What you have to do:
The expected response is a copy of every line in the entries below that includes the word "JSON".

==============================

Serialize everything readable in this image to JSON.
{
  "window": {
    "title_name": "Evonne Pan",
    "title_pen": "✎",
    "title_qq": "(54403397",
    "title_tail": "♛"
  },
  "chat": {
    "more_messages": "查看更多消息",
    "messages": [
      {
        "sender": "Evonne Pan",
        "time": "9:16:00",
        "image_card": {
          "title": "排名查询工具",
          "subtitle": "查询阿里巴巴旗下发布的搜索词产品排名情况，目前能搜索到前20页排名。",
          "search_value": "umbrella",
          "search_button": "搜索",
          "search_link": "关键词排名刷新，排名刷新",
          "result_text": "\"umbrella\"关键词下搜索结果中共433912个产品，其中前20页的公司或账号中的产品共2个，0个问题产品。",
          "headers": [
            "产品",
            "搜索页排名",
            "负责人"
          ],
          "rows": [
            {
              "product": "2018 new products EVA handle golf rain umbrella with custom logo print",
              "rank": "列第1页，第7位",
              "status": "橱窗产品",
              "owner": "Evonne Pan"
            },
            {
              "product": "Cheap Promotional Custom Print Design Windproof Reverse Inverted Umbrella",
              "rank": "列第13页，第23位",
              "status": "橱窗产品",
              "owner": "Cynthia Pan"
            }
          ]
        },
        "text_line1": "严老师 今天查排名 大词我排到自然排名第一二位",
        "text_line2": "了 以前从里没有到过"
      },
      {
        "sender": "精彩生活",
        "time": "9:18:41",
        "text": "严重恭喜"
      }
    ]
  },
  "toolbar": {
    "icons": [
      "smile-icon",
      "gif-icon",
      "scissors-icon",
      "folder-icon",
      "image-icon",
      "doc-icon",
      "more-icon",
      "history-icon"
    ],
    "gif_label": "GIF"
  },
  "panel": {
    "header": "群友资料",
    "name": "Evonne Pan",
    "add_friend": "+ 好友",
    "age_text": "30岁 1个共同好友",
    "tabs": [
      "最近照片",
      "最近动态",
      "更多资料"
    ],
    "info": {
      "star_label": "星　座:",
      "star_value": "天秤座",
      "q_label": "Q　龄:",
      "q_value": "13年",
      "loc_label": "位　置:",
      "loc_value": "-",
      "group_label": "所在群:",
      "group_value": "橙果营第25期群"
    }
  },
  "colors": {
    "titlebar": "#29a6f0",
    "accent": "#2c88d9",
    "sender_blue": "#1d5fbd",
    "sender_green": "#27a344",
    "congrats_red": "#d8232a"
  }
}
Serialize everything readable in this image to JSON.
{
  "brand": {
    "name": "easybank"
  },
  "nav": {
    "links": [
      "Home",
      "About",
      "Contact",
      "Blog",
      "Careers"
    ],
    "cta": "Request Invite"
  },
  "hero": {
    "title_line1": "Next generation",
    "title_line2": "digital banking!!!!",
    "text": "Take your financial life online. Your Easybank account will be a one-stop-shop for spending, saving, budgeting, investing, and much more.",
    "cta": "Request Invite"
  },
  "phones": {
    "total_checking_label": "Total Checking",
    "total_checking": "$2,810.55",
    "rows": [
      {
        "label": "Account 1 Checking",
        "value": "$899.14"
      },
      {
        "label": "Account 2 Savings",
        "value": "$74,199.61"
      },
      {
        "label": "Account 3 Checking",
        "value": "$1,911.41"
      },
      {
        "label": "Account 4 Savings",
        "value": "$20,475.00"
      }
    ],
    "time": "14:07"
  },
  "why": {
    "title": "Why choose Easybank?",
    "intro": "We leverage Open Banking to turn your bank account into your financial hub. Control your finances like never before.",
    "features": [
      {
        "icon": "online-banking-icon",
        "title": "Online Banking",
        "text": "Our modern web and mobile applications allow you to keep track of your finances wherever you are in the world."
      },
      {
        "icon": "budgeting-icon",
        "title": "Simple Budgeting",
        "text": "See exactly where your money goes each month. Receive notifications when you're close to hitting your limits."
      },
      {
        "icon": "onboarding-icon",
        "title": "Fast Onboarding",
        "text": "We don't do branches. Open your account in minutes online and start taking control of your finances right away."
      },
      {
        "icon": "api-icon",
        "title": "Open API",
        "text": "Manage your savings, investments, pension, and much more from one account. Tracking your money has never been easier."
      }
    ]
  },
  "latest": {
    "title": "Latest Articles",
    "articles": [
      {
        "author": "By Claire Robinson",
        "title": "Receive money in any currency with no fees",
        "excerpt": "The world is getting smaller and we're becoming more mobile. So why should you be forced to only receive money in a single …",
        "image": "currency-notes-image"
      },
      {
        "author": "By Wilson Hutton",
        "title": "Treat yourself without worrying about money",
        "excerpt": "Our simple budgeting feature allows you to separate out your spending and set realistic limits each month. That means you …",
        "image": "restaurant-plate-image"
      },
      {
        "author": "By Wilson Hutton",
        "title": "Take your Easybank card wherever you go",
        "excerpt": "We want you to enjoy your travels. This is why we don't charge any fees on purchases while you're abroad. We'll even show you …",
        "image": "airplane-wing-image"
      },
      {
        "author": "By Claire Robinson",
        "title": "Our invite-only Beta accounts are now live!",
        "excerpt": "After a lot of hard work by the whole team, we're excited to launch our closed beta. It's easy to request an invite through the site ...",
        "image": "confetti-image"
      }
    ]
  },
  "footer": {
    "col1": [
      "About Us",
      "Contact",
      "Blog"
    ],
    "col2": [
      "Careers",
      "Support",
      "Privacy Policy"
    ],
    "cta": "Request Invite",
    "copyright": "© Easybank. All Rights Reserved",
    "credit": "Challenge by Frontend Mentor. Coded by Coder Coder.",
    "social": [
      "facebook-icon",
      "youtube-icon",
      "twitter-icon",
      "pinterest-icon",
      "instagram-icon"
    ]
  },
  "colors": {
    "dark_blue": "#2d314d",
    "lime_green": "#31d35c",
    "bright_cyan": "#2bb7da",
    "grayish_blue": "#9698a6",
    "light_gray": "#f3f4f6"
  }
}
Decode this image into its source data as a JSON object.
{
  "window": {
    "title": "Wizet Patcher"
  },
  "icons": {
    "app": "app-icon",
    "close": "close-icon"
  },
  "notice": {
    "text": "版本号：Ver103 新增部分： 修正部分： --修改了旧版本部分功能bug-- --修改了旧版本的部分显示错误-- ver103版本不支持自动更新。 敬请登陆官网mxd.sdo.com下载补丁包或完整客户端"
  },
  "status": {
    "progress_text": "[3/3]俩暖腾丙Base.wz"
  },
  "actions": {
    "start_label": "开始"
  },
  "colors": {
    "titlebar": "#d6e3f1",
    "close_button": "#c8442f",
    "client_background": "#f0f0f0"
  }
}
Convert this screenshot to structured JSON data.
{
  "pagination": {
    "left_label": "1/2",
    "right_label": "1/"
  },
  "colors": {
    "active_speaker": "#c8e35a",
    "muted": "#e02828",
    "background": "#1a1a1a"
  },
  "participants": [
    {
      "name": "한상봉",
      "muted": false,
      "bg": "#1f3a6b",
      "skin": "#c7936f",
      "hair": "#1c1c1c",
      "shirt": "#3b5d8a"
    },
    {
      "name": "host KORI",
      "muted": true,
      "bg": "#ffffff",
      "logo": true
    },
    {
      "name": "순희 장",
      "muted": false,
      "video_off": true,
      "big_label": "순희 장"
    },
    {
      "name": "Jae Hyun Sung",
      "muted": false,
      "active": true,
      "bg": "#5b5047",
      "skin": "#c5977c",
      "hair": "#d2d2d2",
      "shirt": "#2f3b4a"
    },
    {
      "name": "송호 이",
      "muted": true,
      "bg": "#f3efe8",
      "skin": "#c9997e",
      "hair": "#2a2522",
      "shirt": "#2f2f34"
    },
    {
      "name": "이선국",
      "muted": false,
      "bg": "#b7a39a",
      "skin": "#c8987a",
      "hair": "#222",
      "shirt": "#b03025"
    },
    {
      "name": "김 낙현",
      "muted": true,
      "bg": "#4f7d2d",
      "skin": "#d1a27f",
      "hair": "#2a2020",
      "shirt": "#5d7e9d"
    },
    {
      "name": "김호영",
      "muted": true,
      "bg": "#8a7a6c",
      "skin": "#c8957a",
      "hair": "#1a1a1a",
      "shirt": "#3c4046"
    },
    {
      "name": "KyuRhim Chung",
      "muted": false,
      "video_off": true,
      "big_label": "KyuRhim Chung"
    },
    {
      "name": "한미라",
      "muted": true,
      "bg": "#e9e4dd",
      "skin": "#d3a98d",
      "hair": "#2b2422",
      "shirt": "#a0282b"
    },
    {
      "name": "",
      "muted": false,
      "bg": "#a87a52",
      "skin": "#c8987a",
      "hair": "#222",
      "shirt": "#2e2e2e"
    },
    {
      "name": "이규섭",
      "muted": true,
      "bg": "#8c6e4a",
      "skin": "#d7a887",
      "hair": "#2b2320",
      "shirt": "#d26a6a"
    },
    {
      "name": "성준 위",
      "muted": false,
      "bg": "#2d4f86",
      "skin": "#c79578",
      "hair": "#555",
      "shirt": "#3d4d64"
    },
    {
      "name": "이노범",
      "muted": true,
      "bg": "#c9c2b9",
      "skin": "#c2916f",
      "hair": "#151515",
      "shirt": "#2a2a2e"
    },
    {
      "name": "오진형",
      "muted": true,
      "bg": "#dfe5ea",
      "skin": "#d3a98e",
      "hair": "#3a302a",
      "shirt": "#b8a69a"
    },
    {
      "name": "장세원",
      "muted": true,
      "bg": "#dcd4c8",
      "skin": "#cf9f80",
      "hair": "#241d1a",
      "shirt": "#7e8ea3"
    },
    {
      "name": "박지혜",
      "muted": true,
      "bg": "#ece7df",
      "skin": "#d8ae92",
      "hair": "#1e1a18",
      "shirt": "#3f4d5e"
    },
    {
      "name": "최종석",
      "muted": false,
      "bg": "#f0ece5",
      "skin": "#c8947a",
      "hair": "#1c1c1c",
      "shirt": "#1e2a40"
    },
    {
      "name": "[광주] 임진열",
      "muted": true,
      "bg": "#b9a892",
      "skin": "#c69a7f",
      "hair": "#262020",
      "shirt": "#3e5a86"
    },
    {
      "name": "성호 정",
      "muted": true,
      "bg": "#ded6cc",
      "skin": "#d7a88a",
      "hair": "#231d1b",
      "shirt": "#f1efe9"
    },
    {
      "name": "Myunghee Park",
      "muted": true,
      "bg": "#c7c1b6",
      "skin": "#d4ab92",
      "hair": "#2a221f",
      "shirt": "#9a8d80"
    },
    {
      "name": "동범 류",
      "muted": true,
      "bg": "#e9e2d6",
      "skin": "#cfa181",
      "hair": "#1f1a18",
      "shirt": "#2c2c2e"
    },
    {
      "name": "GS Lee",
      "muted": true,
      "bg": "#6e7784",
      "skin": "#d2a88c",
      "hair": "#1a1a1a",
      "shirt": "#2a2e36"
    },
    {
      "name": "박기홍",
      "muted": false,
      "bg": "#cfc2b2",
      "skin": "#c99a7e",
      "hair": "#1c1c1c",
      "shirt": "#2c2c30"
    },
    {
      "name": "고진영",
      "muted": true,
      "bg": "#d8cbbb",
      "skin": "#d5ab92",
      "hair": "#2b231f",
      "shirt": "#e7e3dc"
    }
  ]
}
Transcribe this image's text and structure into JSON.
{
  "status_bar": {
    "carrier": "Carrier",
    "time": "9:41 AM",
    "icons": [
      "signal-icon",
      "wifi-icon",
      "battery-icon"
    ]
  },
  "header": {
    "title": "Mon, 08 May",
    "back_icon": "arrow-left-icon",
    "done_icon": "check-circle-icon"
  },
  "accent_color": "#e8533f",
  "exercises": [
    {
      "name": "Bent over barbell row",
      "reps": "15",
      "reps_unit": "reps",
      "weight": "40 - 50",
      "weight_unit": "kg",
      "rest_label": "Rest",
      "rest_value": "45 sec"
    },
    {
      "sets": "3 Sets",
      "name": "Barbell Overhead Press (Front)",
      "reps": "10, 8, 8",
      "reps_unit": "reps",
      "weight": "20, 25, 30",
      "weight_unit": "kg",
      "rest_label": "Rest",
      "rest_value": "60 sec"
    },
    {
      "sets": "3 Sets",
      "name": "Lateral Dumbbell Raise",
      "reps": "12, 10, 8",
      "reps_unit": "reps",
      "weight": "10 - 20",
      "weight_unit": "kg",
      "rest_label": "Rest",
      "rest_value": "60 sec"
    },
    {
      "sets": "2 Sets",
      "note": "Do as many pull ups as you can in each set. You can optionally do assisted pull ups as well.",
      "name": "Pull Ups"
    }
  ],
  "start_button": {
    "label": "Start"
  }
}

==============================

Written solution:
Serialize everything readable in this image to JSON.
Serialize everything readable in this image to JSON.
Decode this image into its source data as a JSON object.
Convert this screenshot to structured JSON data.
Transcribe this image's text and structure into JSON.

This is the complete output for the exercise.